  • China made the greatest contribution to total player numbers in 2010, with 109  million players
  • The US was second in total players in 2010, with 95 million
  • By 2015, they expect the number of players in China to reach 273 million
  • By 2015, they expect the number of players in the U.S. to reach 150 million
  • The global social gaming market was worth just under $1.5 billion in 2010, and is forecast to reach almost $4 billion in 2015
  • The most important market is the US, with revenues of $670 milion expected to grow to $1.2 billion in 2015
  • Japan is in second place, with a $180 million market that is forecast to reach $570 million in 2015
  • The Big Four leading games developers – Zynga, EA, CrowdStar and Playdom
  • Zynga is far larger than its competitors, with 195 million active users across its titles, compared to second-placed EA’s 39 million active users
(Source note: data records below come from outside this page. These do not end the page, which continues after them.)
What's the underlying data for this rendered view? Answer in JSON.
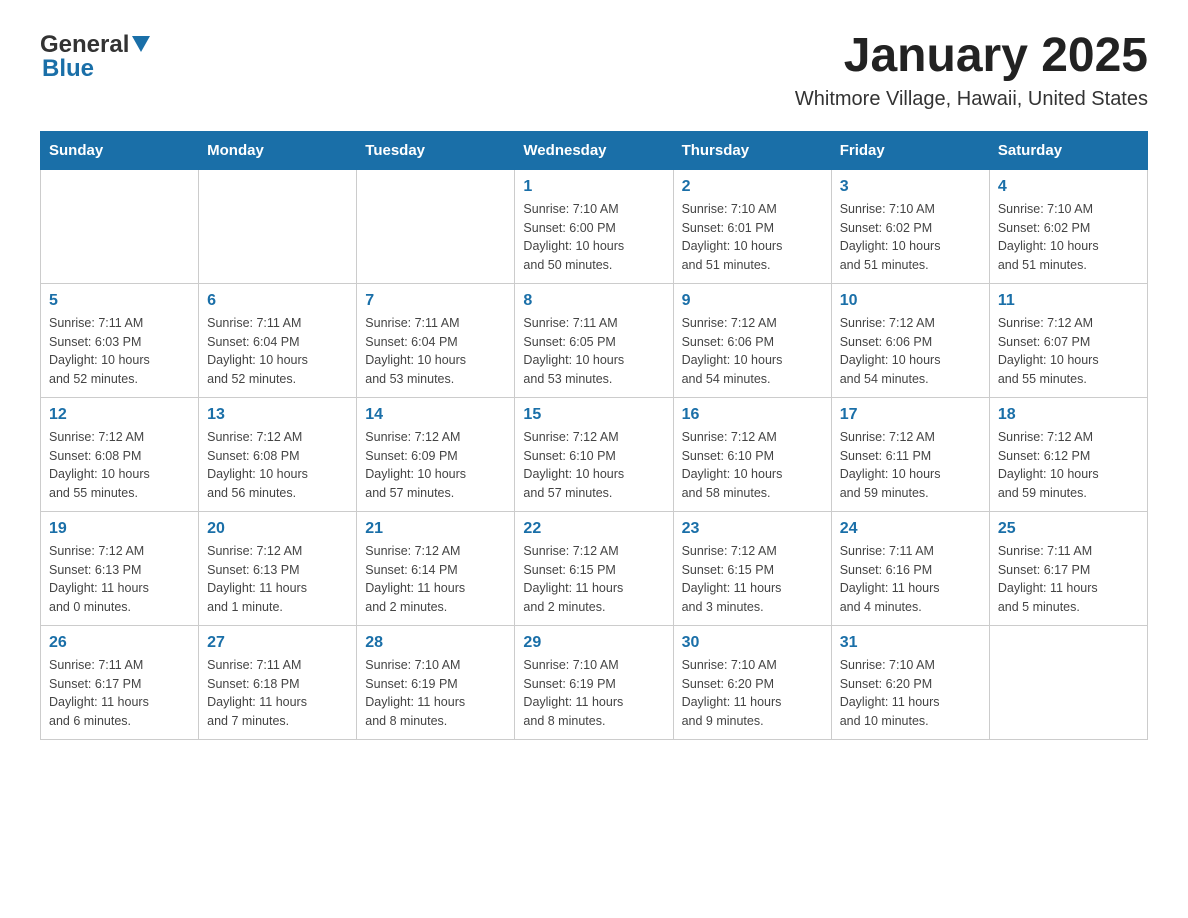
{
  "header": {
    "logo_general": "General",
    "logo_blue": "Blue",
    "title": "January 2025",
    "subtitle": "Whitmore Village, Hawaii, United States"
  },
  "days_of_week": [
    "Sunday",
    "Monday",
    "Tuesday",
    "Wednesday",
    "Thursday",
    "Friday",
    "Saturday"
  ],
  "weeks": [
    [
      {
        "day": "",
        "info": ""
      },
      {
        "day": "",
        "info": ""
      },
      {
        "day": "",
        "info": ""
      },
      {
        "day": "1",
        "info": "Sunrise: 7:10 AM\nSunset: 6:00 PM\nDaylight: 10 hours\nand 50 minutes."
      },
      {
        "day": "2",
        "info": "Sunrise: 7:10 AM\nSunset: 6:01 PM\nDaylight: 10 hours\nand 51 minutes."
      },
      {
        "day": "3",
        "info": "Sunrise: 7:10 AM\nSunset: 6:02 PM\nDaylight: 10 hours\nand 51 minutes."
      },
      {
        "day": "4",
        "info": "Sunrise: 7:10 AM\nSunset: 6:02 PM\nDaylight: 10 hours\nand 51 minutes."
      }
    ],
    [
      {
        "day": "5",
        "info": "Sunrise: 7:11 AM\nSunset: 6:03 PM\nDaylight: 10 hours\nand 52 minutes."
      },
      {
        "day": "6",
        "info": "Sunrise: 7:11 AM\nSunset: 6:04 PM\nDaylight: 10 hours\nand 52 minutes."
      },
      {
        "day": "7",
        "info": "Sunrise: 7:11 AM\nSunset: 6:04 PM\nDaylight: 10 hours\nand 53 minutes."
      },
      {
        "day": "8",
        "info": "Sunrise: 7:11 AM\nSunset: 6:05 PM\nDaylight: 10 hours\nand 53 minutes."
      },
      {
        "day": "9",
        "info": "Sunrise: 7:12 AM\nSunset: 6:06 PM\nDaylight: 10 hours\nand 54 minutes."
      },
      {
        "day": "10",
        "info": "Sunrise: 7:12 AM\nSunset: 6:06 PM\nDaylight: 10 hours\nand 54 minutes."
      },
      {
        "day": "11",
        "info": "Sunrise: 7:12 AM\nSunset: 6:07 PM\nDaylight: 10 hours\nand 55 minutes."
      }
    ],
    [
      {
        "day": "12",
        "info": "Sunrise: 7:12 AM\nSunset: 6:08 PM\nDaylight: 10 hours\nand 55 minutes."
      },
      {
        "day": "13",
        "info": "Sunrise: 7:12 AM\nSunset: 6:08 PM\nDaylight: 10 hours\nand 56 minutes."
      },
      {
        "day": "14",
        "info": "Sunrise: 7:12 AM\nSunset: 6:09 PM\nDaylight: 10 hours\nand 57 minutes."
      },
      {
        "day": "15",
        "info": "Sunrise: 7:12 AM\nSunset: 6:10 PM\nDaylight: 10 hours\nand 57 minutes."
      },
      {
        "day": "16",
        "info": "Sunrise: 7:12 AM\nSunset: 6:10 PM\nDaylight: 10 hours\nand 58 minutes."
      },
      {
        "day": "17",
        "info": "Sunrise: 7:12 AM\nSunset: 6:11 PM\nDaylight: 10 hours\nand 59 minutes."
      },
      {
        "day": "18",
        "info": "Sunrise: 7:12 AM\nSunset: 6:12 PM\nDaylight: 10 hours\nand 59 minutes."
      }
    ],
    [
      {
        "day": "19",
        "info": "Sunrise: 7:12 AM\nSunset: 6:13 PM\nDaylight: 11 hours\nand 0 minutes."
      },
      {
        "day": "20",
        "info": "Sunrise: 7:12 AM\nSunset: 6:13 PM\nDaylight: 11 hours\nand 1 minute."
      },
      {
        "day": "21",
        "info": "Sunrise: 7:12 AM\nSunset: 6:14 PM\nDaylight: 11 hours\nand 2 minutes."
      },
      {
        "day": "22",
        "info": "Sunrise: 7:12 AM\nSunset: 6:15 PM\nDaylight: 11 hours\nand 2 minutes."
      },
      {
        "day": "23",
        "info": "Sunrise: 7:12 AM\nSunset: 6:15 PM\nDaylight: 11 hours\nand 3 minutes."
      },
      {
        "day": "24",
        "info": "Sunrise: 7:11 AM\nSunset: 6:16 PM\nDaylight: 11 hours\nand 4 minutes."
      },
      {
        "day": "25",
        "info": "Sunrise: 7:11 AM\nSunset: 6:17 PM\nDaylight: 11 hours\nand 5 minutes."
      }
    ],
    [
      {
        "day": "26",
        "info": "Sunrise: 7:11 AM\nSunset: 6:17 PM\nDaylight: 11 hours\nand 6 minutes."
      },
      {
        "day": "27",
        "info": "Sunrise: 7:11 AM\nSunset: 6:18 PM\nDaylight: 11 hours\nand 7 minutes."
      },
      {
        "day": "28",
        "info": "Sunrise: 7:10 AM\nSunset: 6:19 PM\nDaylight: 11 hours\nand 8 minutes."
      },
      {
        "day": "29",
        "info": "Sunrise: 7:10 AM\nSunset: 6:19 PM\nDaylight: 11 hours\nand 8 minutes."
      },
      {
        "day": "30",
        "info": "Sunrise: 7:10 AM\nSunset: 6:20 PM\nDaylight: 11 hours\nand 9 minutes."
      },
      {
        "day": "31",
        "info": "Sunrise: 7:10 AM\nSunset: 6:20 PM\nDaylight: 11 hours\nand 10 minutes."
      },
      {
        "day": "",
        "info": ""
      }
    ]
  ]
}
There is a lot of interest in what the average ARPU and ARPPU is in social games and I thought it would be good to link to some articles and blogs that define the numbers and give insight into what we use:

Lightspeed Research put out new data on social games. Here are some of the findings:

  • 58% of the social network users surveyed had played a social game, with 68% starting to play in the last year and 12% in the last month.
  • Of social gamers, 17% considered themselves ‘addicted’ to social games
  • 59% of social networkers have up to 10 friends playing the same social games as them
  • 11% have also invited strangers to play games with them
  • 36% of the total respondents cited being invited by a friend as the reason they started playing social games
  • 16% started playing social games by reading a friend’s newsfeed
  • 18% started playing social games by reading a friend’s recommendation
  • 29% play social games daily
  • 67% play one to two different social games at least once per week
  • 10% play five or more different social games at least once per week
  • 24% play several times per day
  • 67% play for up to an hour per day
  • 24% play up to two hours
  • 10% play for two hours or more
  • People aged 55-64 play more frequently than 18-34 year olds
  • 68% play social games for fun
  • 26% play to compete with friends
  • 20% play to relieve stress
  • Men are more likely to play to compete with friends (28% vs. 23% of women)
  • Women are more likely to play for fun (71% vs. 66% of men)
  • Men are also more likely to say they play to connect with others (17% vs. 9% of women)
  • 17% of social game players have played on their mobile
  • 23% for 18-34 year olds have played on their mobile

Monetising social games

  • Many social gamers are motivated to interact with brands to get rewards for their games
  • 34% have responded to some kind of marketing activity to get game rewards
  • 18% have clicked on an advertisement or offer to get rewards
  • 14% have signed up to a newsletter or a new game
  • 10% have signed up for a free offer
  • 3% have signed up for a new credit card for game rewards

According to an article in Adweek, the value of a Facebook fan is $3.60. Vitrue, a social media specialist agency determined that a fan base of 1 million is equal to $3.6 million in equivalent media over a year.

Vitrue analyzed Facebook data from its clients – and found that marketers posting twice daily can expect ~60 million impressions per month through their news feed (not uniques).

With a $5 CPM, 1 million fans generate about $300,000 in media value each month.